> **Your task**
Return each of the entries below precisely, with no pictures in the result.

> **Dataset excerpts**
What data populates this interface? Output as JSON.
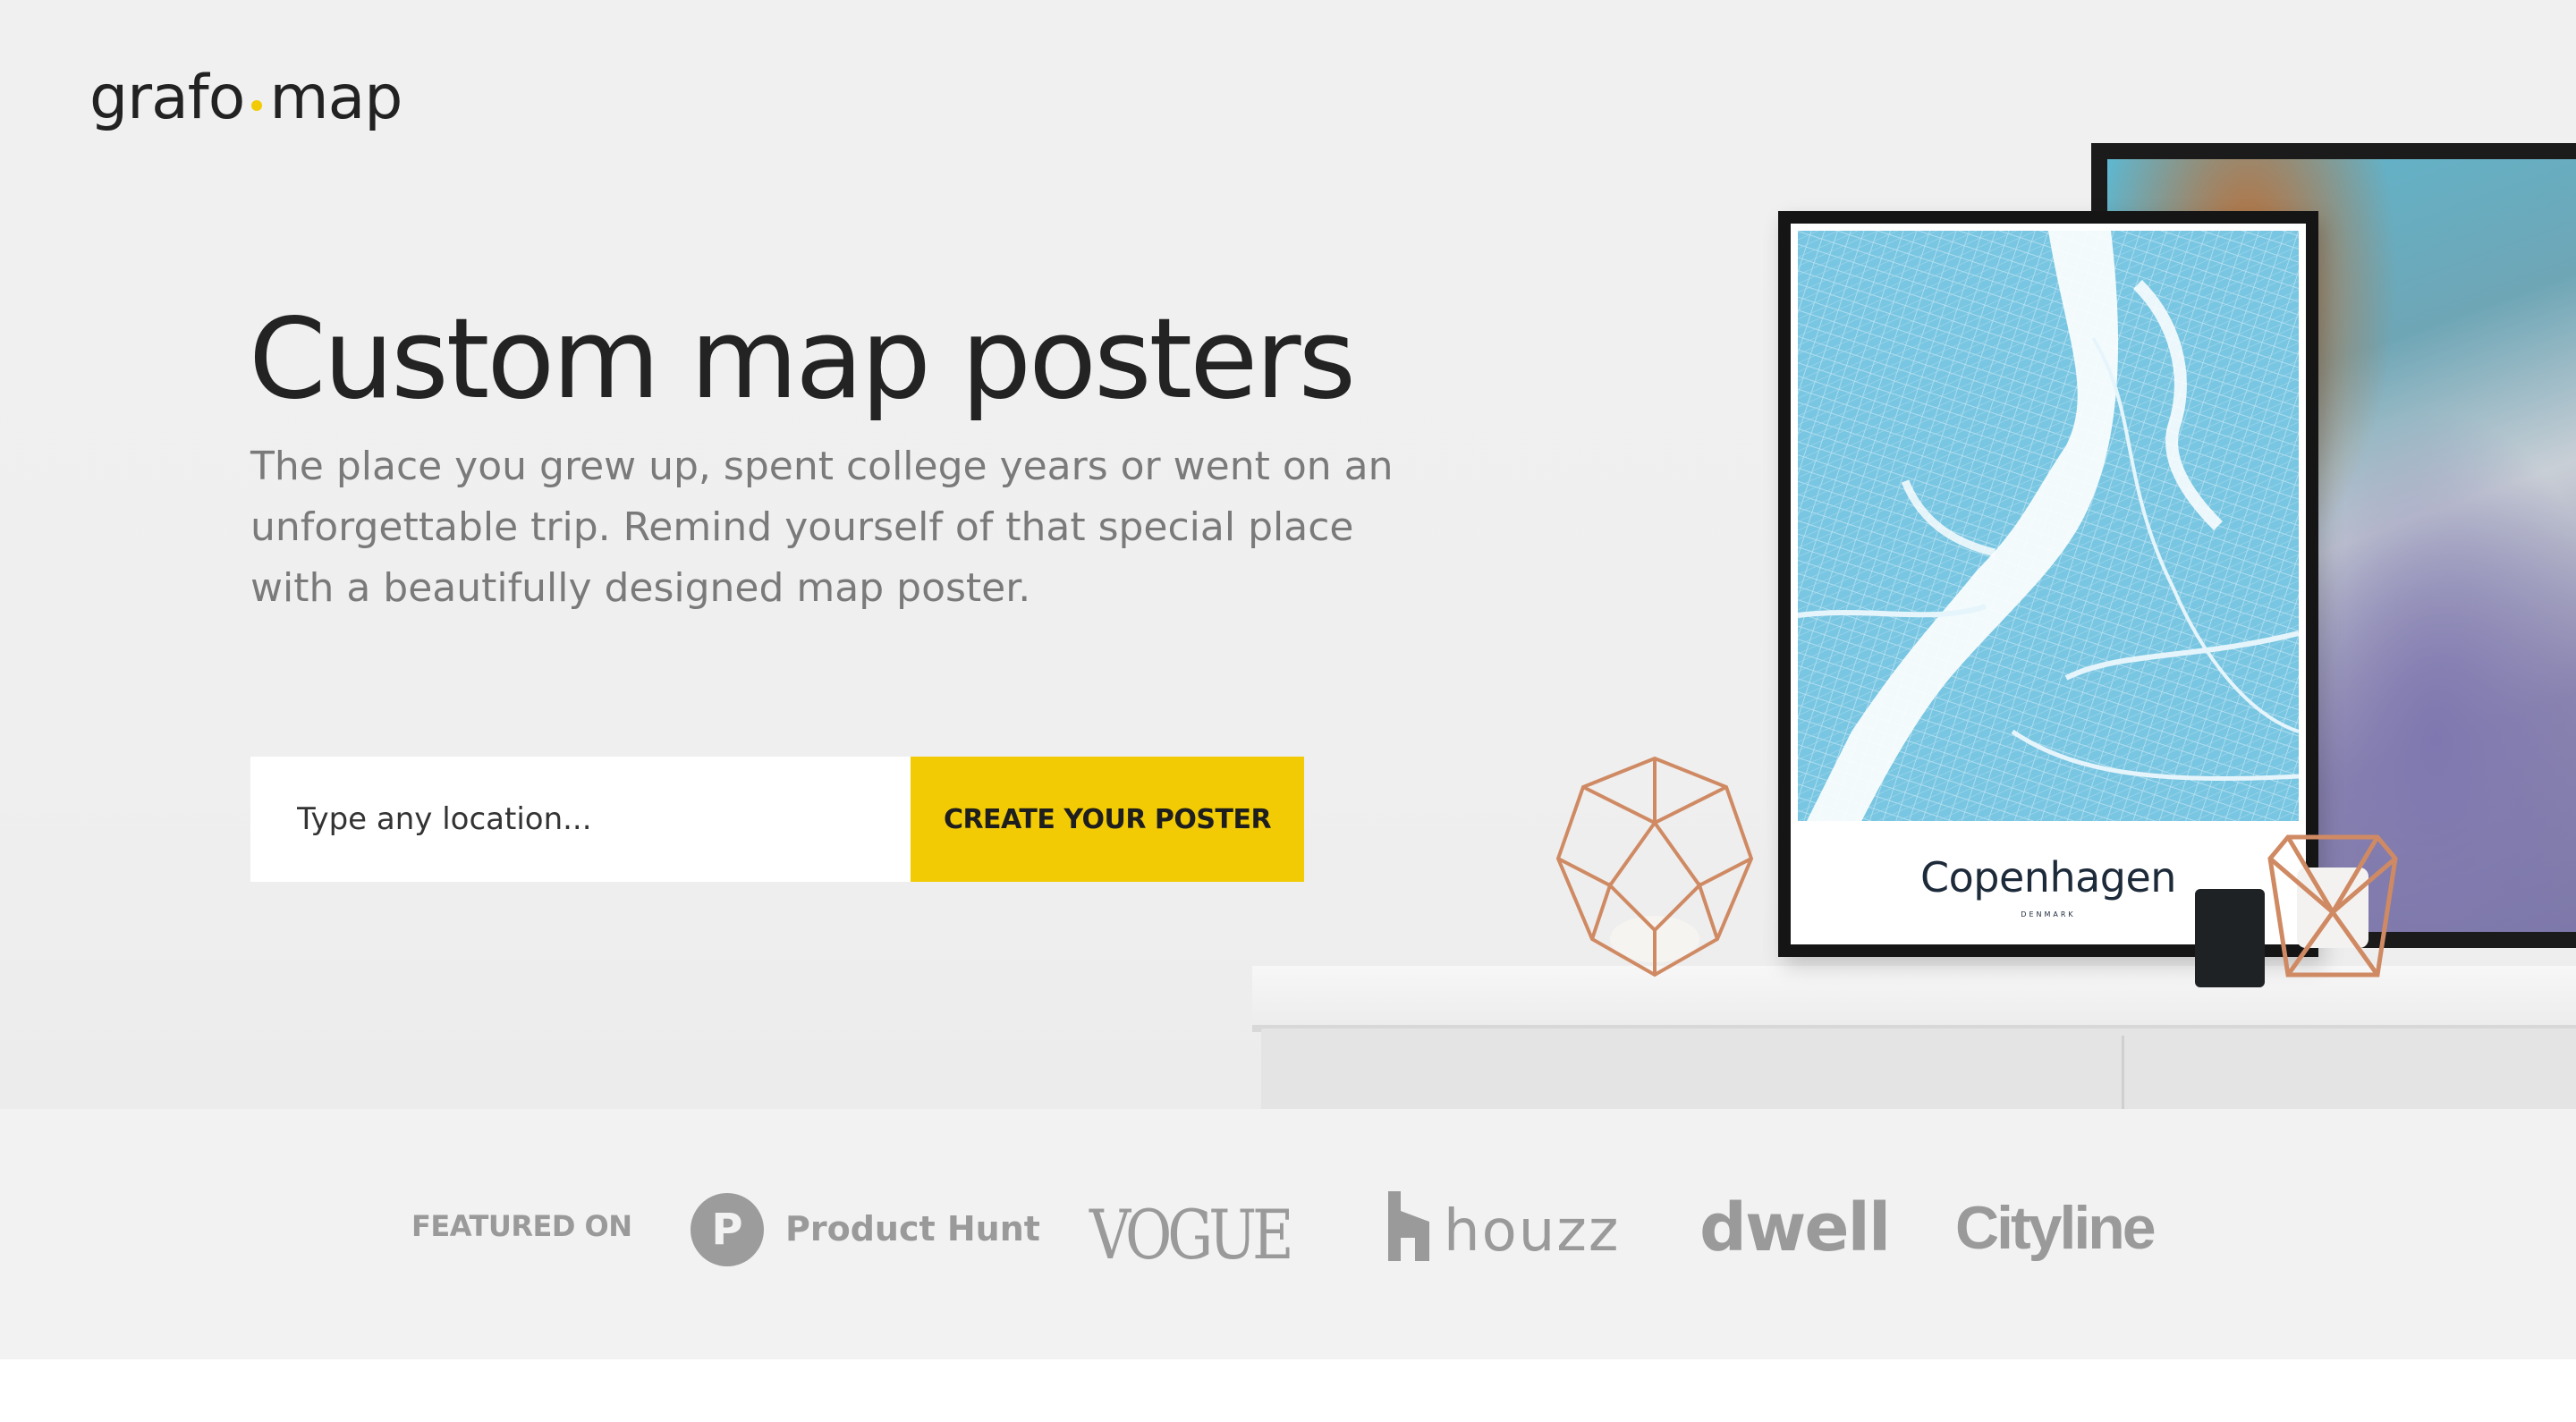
{
  "brand": {
    "logo_left": "grafo",
    "logo_right": "map",
    "accent_color": "#f2cb05"
  },
  "hero": {
    "title": "Custom map posters",
    "subtitle": "The place you grew up, spent college years or went on an unforgettable trip. Remind yourself of that special place with a beautifully designed map poster."
  },
  "search": {
    "placeholder": "Type any location...",
    "button_label": "CREATE YOUR POSTER"
  },
  "poster": {
    "city": "Copenhagen",
    "country": "DENMARK"
  },
  "featured": {
    "label": "FEATURED ON",
    "logos": [
      {
        "name": "Product Hunt",
        "badge": "P"
      },
      {
        "name": "VOGUE"
      },
      {
        "name": "houzz"
      },
      {
        "name": "dwell"
      },
      {
        "name": "Cityline"
      }
    ]
  }
}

> **Completed task**
What data populates this interface? Output as JSON.
{
  "brand": {
    "logo_left": "grafo",
    "logo_right": "map",
    "accent_color": "#f2cb05"
  },
  "hero": {
    "title": "Custom map posters",
    "subtitle": "The place you grew up, spent college years or went on an unforgettable trip. Remind yourself of that special place with a beautifully designed map poster."
  },
  "search": {
    "placeholder": "Type any location...",
    "button_label": "CREATE YOUR POSTER"
  },
  "poster": {
    "city": "Copenhagen",
    "country": "DENMARK"
  },
  "featured": {
    "label": "FEATURED ON",
    "logos": [
      {
        "name": "Product Hunt",
        "badge": "P"
      },
      {
        "name": "VOGUE"
      },
      {
        "name": "houzz"
      },
      {
        "name": "dwell"
      },
      {
        "name": "Cityline"
      }
    ]
  }
}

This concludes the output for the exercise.